“I’ve always hoped to be able to deliver a baby while on outreach,” admitted clinic leader and midwife Naomi Colwell, “but I certainly didn’t imagine it to play out this way.”
Volunteers were enjoying their day off, with most attending a Father’s Day service at the local church in Emeti when a dugout canoe pulled up next to the ship carrying a concerned father.
His wife, Joycie, had gone into labour the day before in a village a few hours paddle away, but when labour was not progressing normally they decided to make the journey to the small health centre at Emeti to seek help since their own village has no aid post or health worker. Discovering the YWAM Medical Ship anchored off shore was a very welcome surprise.
When our team of three midwives and a physician assistant arrived on the scene they were met with a difficult scenario. Joycie was in lot of pain and her baby was stuck in the birth canal with her arm up and cord wrapped around her neck.
The team was able to assist Joycie in the final stages of giving birth, but the baby came out limp – not breathing with only the faintest of heartbeat. With a possible score of ten, midwives assessed the baby’s Apgar score as a one. She was barely alive.
Had we been in Australia she would have been rushed to the neonatal intensive care unit. But here, with very little equipment to work with, her prognosis was even worse. It was a situation that every mother and birth professional dreads.
Half of the team worked on resuscitating the baby for the next several minutes with no improvement, while the other half helped Joycie through third stage labour (placenta delivery), which also proved somewhat difficult.
The team continued working, while also praying for a miracle, and the baby girl finally began to breath. Even still, she was showing very few signs of vitality and had not yet cried.
The women—Joycie’s aunties and sisters—who were gathered in the room began to pray along with our team: Please God, make the baby cry. Twenty seconds later the baby began to cry, which of course caused the whole roomful of women to erupt into tears of joy and relief – crying right along with that beautiful baby.
It was a miracle – a happy, happy miracle.
Not long after the baby girl was born she was named Naomi, after our own midwife Naomi Colwell. And although both mother and baby had a difficult labour and delivery, the outcome was a wonderful one and our team was thrilled to be a part of saving this little girl’s life.
As things settled down during the days following baby Naomi’s birth, we learned that Joycie and her husband come from Miruwo, a village that we visited the year before. We also learned that she is the sister of Bokoro, who we helped last year in childbirth when she had a retained placenta, posing a serious risk of postpartum haemorrhage. (Bokoro is the woman who helped us first discover that giving birth in the bush is common in this part of the world.)
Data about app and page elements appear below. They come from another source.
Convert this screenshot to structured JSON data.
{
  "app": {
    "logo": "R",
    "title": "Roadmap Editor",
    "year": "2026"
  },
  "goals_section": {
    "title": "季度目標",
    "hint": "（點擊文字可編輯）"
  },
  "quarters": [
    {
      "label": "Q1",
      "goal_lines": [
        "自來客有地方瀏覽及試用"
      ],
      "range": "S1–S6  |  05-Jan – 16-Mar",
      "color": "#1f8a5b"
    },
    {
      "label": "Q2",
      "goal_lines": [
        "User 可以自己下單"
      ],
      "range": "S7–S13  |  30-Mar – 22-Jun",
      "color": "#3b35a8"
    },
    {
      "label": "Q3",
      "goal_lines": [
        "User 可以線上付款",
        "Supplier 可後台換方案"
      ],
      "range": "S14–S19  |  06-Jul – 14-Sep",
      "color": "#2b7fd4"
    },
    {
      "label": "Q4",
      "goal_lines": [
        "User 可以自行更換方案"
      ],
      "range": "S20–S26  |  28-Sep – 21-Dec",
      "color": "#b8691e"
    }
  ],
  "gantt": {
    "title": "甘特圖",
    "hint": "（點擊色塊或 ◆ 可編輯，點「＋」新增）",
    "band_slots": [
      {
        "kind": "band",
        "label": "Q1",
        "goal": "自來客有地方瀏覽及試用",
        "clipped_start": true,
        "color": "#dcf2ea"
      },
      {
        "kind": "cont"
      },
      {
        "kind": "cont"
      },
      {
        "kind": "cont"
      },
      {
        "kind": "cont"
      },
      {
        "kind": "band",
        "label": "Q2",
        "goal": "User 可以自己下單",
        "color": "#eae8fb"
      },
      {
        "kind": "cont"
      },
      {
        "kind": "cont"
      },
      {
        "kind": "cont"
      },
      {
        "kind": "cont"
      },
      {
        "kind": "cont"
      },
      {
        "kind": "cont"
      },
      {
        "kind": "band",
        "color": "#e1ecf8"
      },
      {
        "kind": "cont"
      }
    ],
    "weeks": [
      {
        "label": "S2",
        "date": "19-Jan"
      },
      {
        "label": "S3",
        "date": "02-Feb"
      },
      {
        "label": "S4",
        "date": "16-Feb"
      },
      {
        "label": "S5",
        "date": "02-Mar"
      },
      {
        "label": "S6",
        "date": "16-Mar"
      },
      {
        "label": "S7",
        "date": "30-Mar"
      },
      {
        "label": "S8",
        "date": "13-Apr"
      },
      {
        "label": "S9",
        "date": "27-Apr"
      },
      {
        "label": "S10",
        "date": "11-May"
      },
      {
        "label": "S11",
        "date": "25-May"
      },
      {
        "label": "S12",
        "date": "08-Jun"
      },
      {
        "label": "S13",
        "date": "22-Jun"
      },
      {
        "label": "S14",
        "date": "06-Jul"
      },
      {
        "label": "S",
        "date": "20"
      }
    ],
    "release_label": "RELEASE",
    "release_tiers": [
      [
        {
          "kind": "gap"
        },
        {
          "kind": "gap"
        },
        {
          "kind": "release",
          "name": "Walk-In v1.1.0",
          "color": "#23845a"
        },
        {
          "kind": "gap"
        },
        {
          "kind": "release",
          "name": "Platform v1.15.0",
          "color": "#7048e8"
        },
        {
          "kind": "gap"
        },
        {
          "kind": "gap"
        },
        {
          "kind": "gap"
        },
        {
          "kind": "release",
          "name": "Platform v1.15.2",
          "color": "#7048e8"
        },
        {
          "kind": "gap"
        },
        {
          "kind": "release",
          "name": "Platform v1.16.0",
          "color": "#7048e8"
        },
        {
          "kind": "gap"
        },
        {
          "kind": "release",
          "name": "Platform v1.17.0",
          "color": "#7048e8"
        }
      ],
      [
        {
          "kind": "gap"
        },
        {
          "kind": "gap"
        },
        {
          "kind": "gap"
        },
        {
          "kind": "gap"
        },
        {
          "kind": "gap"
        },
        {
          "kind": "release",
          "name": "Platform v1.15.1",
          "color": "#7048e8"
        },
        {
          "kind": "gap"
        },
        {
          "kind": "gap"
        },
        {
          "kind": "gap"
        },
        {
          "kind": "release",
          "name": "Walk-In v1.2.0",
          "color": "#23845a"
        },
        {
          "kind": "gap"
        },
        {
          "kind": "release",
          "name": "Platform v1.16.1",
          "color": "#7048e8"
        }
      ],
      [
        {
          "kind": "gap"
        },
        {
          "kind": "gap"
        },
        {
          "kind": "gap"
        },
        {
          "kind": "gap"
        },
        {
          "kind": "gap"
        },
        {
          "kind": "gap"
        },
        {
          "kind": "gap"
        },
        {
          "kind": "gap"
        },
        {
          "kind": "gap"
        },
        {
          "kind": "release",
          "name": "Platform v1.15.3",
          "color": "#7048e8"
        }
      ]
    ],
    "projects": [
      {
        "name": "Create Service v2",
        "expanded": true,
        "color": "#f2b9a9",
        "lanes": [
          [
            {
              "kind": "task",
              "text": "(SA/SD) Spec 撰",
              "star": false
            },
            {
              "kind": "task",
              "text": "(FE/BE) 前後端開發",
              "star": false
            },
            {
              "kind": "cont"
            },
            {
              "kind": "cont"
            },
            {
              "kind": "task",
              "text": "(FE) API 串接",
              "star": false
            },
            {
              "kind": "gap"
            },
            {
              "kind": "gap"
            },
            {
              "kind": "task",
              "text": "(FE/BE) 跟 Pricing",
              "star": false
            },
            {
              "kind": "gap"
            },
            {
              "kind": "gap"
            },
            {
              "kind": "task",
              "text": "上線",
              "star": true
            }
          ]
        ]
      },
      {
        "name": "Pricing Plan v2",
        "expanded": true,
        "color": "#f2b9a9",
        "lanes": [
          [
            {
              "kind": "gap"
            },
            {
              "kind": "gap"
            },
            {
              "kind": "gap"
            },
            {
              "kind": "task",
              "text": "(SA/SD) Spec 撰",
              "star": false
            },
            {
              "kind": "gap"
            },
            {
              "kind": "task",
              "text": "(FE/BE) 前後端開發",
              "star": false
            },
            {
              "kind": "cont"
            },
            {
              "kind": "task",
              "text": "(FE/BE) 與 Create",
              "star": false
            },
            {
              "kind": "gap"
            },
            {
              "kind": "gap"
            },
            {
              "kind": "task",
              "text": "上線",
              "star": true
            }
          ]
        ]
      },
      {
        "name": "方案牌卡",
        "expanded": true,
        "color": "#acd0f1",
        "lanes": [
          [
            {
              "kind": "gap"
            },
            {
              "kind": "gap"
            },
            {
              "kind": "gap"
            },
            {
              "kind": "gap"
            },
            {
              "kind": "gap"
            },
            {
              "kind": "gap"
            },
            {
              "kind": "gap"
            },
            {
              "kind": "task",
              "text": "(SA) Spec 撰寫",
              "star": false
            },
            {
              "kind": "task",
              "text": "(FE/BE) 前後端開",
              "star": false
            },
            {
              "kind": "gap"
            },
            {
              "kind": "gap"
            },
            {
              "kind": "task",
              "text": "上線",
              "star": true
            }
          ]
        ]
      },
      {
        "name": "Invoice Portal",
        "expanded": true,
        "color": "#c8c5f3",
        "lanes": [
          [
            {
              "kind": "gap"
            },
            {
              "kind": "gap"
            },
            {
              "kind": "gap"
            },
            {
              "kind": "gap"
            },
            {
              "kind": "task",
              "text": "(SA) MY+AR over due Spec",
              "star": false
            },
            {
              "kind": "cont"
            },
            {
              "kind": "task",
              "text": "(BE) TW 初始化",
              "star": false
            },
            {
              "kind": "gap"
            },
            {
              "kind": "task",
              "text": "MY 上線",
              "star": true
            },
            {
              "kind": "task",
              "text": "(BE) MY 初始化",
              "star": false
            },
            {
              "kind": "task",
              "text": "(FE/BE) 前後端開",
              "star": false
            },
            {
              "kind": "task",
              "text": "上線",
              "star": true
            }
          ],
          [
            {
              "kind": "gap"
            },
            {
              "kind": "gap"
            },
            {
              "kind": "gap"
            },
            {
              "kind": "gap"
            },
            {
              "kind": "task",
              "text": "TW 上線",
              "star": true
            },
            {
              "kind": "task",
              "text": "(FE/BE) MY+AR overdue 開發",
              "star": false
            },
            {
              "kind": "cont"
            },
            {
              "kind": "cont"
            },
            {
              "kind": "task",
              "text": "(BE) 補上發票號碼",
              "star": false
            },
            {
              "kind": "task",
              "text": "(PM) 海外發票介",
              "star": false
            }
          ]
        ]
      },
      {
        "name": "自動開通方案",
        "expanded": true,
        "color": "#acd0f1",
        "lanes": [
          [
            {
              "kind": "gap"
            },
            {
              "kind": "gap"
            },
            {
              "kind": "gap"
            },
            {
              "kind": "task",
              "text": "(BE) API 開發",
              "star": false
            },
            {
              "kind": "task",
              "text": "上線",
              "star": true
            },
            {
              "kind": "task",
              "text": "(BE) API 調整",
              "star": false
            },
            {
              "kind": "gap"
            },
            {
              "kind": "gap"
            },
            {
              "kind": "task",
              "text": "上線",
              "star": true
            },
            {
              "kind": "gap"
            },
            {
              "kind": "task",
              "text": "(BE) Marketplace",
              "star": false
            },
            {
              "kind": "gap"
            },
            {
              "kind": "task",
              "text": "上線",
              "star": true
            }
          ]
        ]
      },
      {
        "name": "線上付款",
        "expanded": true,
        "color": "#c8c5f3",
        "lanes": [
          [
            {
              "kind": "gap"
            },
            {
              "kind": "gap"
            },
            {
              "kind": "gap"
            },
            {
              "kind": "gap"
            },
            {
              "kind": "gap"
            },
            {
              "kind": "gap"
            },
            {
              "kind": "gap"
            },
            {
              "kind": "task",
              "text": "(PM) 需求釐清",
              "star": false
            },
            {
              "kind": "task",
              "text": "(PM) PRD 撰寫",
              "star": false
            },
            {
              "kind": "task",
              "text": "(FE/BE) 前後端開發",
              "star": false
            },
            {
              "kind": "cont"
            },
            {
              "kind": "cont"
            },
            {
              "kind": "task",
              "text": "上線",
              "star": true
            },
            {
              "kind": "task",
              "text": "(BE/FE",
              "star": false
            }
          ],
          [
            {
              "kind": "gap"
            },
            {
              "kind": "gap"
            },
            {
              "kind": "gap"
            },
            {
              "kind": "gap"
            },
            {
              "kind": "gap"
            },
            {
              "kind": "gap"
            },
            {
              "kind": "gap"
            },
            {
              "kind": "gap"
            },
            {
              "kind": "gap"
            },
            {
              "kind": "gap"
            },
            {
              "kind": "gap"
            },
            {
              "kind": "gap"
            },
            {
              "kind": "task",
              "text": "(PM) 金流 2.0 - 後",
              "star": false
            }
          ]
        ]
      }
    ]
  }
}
Childbirth continues to carry great risk for the women (and their babies) of this remote region in the Western Province of Papua New Guinea where there is little access to medical help if something goes wrong. Joycie has already delivered one son who was lost in childbirth; we are so glad that her baby girl’s story has a different ending.
“I am totally overwhelmed that I could be a part of this miracle,” shared Naomi after the event. “It was a scary situation with a beautiful outcome.”